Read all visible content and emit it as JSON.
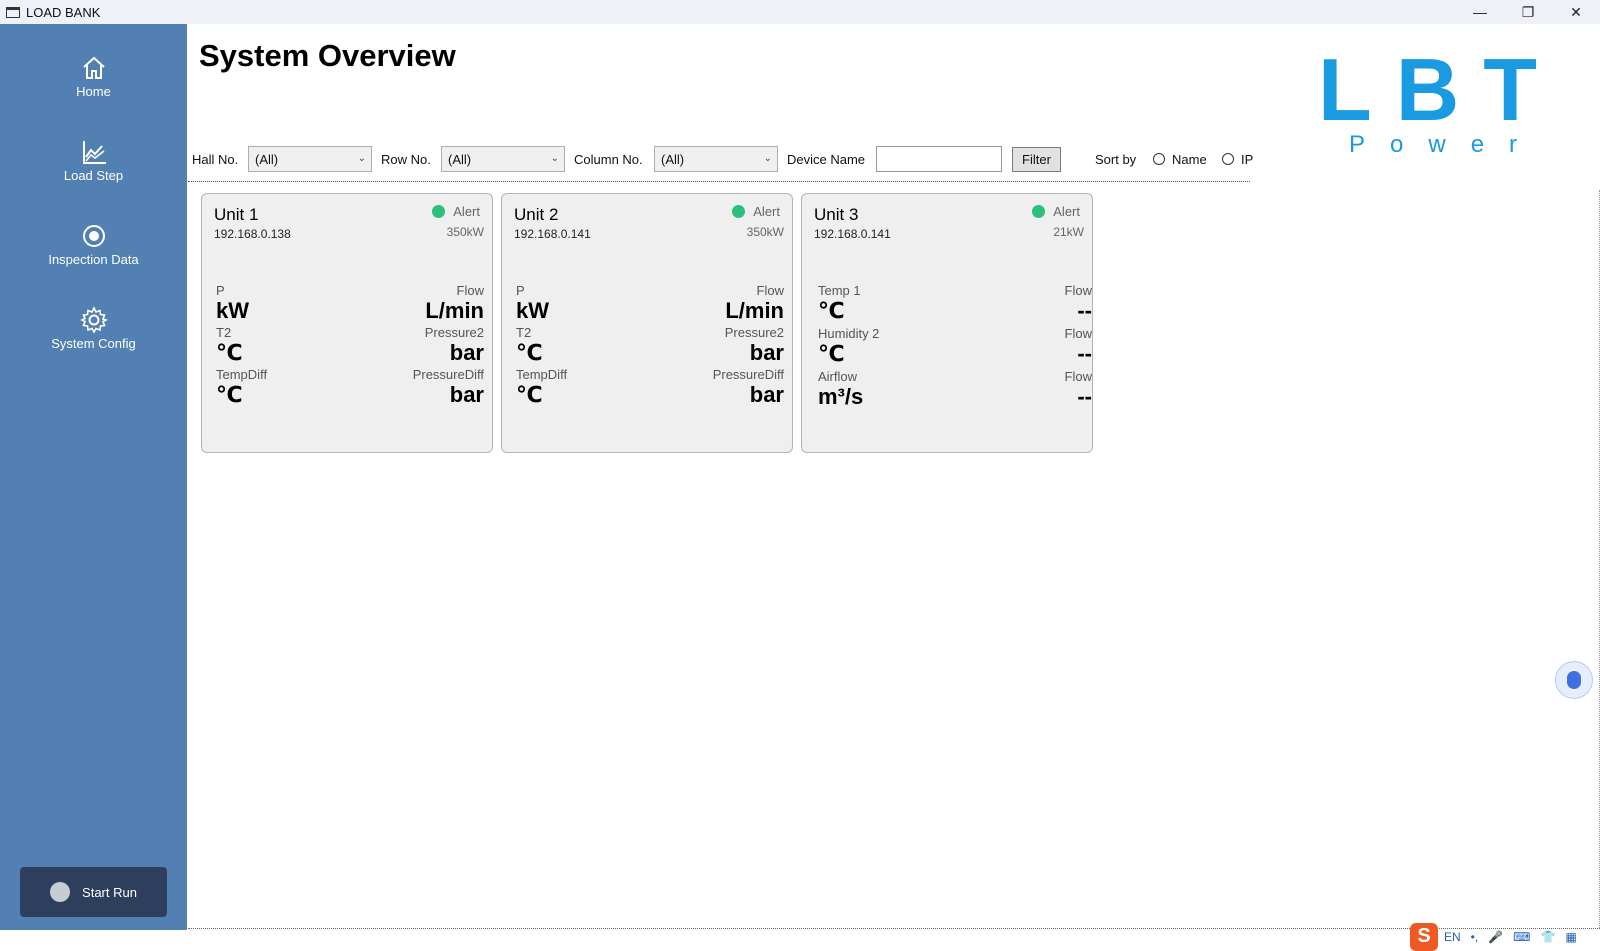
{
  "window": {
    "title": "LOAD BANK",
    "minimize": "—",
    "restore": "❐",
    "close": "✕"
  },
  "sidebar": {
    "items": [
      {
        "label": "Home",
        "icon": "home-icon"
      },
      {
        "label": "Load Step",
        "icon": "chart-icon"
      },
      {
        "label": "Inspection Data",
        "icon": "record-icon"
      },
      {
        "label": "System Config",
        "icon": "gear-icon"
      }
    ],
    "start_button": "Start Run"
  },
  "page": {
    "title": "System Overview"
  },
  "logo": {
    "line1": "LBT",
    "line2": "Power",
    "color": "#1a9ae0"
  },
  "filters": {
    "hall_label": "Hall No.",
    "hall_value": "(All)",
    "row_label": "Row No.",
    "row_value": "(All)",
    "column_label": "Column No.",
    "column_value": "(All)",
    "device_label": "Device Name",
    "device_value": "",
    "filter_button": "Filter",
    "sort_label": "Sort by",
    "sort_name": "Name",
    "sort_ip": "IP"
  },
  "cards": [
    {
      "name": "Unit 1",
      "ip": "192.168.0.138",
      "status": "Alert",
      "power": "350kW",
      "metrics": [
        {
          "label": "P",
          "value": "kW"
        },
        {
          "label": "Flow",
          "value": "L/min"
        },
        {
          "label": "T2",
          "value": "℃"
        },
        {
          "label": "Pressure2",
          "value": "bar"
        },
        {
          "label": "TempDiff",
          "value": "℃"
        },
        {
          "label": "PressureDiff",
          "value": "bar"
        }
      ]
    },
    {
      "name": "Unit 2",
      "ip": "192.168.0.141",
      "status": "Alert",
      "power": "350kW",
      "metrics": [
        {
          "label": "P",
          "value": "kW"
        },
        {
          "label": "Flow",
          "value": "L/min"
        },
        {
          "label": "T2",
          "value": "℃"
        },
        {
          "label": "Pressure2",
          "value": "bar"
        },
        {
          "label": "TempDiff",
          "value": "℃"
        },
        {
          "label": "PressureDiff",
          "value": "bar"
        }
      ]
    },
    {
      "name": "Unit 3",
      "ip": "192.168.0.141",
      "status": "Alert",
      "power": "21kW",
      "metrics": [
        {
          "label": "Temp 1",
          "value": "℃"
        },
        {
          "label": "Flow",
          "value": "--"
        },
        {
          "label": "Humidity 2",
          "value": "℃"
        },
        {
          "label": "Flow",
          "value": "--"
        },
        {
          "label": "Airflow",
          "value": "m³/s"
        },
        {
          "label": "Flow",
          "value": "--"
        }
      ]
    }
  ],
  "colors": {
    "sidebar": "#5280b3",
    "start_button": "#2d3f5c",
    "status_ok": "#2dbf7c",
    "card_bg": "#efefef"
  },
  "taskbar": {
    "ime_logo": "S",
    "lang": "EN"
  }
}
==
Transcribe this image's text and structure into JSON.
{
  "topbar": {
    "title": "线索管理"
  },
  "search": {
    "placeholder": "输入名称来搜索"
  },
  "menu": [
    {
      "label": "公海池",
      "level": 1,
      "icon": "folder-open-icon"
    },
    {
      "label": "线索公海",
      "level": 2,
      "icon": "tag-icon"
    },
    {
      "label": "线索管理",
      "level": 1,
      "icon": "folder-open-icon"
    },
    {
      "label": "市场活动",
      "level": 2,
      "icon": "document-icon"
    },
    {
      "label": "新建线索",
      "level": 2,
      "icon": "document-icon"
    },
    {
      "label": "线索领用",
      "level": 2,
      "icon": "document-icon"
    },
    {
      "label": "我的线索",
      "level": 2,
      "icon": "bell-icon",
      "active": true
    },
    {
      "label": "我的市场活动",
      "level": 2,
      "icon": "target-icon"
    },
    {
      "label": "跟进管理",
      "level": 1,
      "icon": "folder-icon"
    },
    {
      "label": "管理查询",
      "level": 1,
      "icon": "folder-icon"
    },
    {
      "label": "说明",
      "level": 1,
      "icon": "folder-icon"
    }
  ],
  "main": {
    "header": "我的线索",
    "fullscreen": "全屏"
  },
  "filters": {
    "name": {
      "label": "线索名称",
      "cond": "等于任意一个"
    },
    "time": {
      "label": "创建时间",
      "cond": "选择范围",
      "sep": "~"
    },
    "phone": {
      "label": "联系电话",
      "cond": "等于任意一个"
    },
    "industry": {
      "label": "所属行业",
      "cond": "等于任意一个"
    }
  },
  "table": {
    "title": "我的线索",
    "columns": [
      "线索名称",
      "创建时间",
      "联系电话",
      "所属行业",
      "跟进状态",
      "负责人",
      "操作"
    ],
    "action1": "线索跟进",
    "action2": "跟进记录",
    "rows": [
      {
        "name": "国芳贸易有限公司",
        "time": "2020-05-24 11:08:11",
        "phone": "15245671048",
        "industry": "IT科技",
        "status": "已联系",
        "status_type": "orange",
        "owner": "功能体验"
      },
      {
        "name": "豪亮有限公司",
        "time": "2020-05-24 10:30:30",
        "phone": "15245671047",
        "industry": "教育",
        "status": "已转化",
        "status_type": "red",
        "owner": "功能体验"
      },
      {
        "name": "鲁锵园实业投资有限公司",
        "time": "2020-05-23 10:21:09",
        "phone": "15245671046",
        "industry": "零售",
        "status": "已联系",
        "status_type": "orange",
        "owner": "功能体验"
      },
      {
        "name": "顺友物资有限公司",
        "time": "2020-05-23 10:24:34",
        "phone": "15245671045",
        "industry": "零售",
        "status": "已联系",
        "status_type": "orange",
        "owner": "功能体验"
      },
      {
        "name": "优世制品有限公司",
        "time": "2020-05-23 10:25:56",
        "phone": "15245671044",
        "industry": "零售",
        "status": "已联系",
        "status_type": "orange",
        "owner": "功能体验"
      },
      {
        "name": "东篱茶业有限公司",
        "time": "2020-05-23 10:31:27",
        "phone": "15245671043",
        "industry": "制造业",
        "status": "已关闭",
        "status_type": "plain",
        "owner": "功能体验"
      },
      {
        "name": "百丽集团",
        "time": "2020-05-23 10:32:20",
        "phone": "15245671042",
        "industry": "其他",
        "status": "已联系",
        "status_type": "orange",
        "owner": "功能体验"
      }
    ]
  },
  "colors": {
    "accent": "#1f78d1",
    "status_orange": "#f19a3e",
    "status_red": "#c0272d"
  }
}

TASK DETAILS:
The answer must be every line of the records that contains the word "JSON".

TASK SOLUTION:
Read all visible content and emit it as JSON.
Transcribe this image's text and structure into JSON.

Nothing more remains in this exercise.